Search the material below for the string "ruler" and extract each line that has it.

▸ **Supplied records**
┄┄┄┄┄┄┄┄┄┄┄┄┄┄┄┄┄┄┄┄
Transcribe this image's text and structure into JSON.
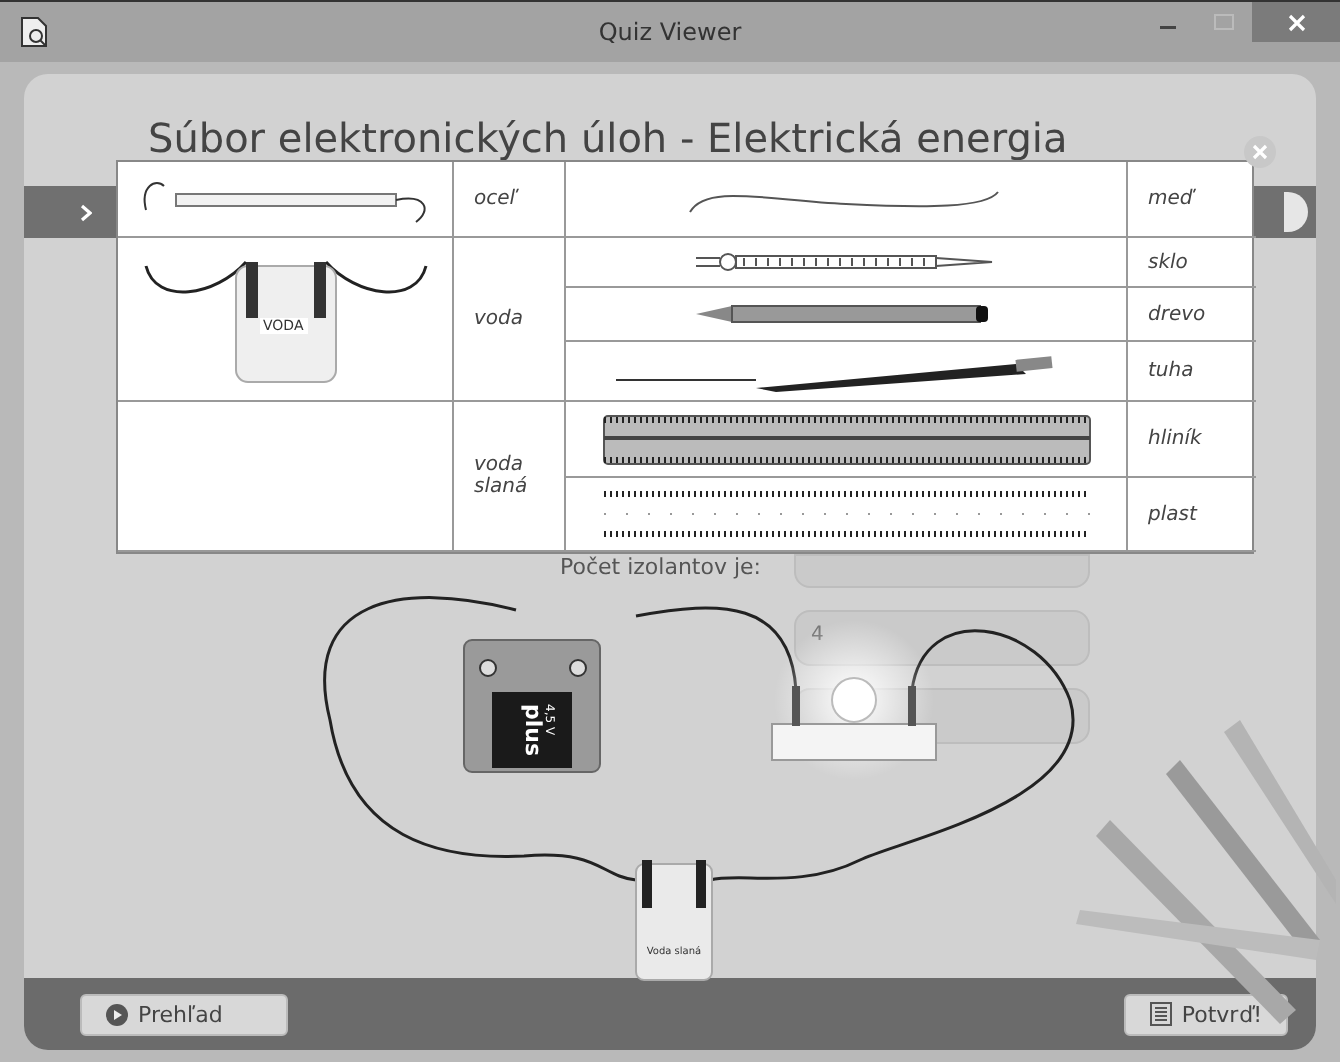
{
  "window": {
    "title": "Quiz Viewer"
  },
  "page": {
    "title": "Súbor elektronických úloh - Elektrická energia"
  },
  "materials_table": {
    "groups": [
      {
        "kind": "meter",
        "label": "oceľ",
        "materials": [
          {
            "kind": "wire",
            "label": "meď"
          }
        ]
      },
      {
        "kind": "jar",
        "jar_label": "VODA",
        "label": "voda",
        "materials": [
          {
            "kind": "glass-rod",
            "label": "sklo"
          },
          {
            "kind": "pencil",
            "label": "drevo"
          },
          {
            "kind": "mech-pencil",
            "label": "tuha"
          }
        ]
      },
      {
        "kind": "blank",
        "label": "voda slaná",
        "materials": [
          {
            "kind": "ruler-metal",
            "label": "hliník"
          },
          {
            "kind": "ruler-plastic",
            "label": "plast"
          }
        ]
      }
    ]
  },
  "question": {
    "prompt": "Počet izolantov je:",
    "answer_fields": [
      {
        "kind": "blank"
      },
      {
        "kind": "filled",
        "value": "4"
      },
      {
        "kind": "blank"
      }
    ]
  },
  "circuit": {
    "battery_brand": "plus",
    "battery_voltage": "4,5 V",
    "jar_label": "Voda slaná",
    "bulb_lit": true
  },
  "footer": {
    "buttons": [
      {
        "kind": "overview",
        "label": "Prehľad"
      },
      {
        "kind": "confirm",
        "label": "Potvrď!"
      }
    ]
  }
}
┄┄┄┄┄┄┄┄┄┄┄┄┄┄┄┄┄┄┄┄
▸ **Task output**
            "kind": "ruler-metal",
            "kind": "ruler-plastic",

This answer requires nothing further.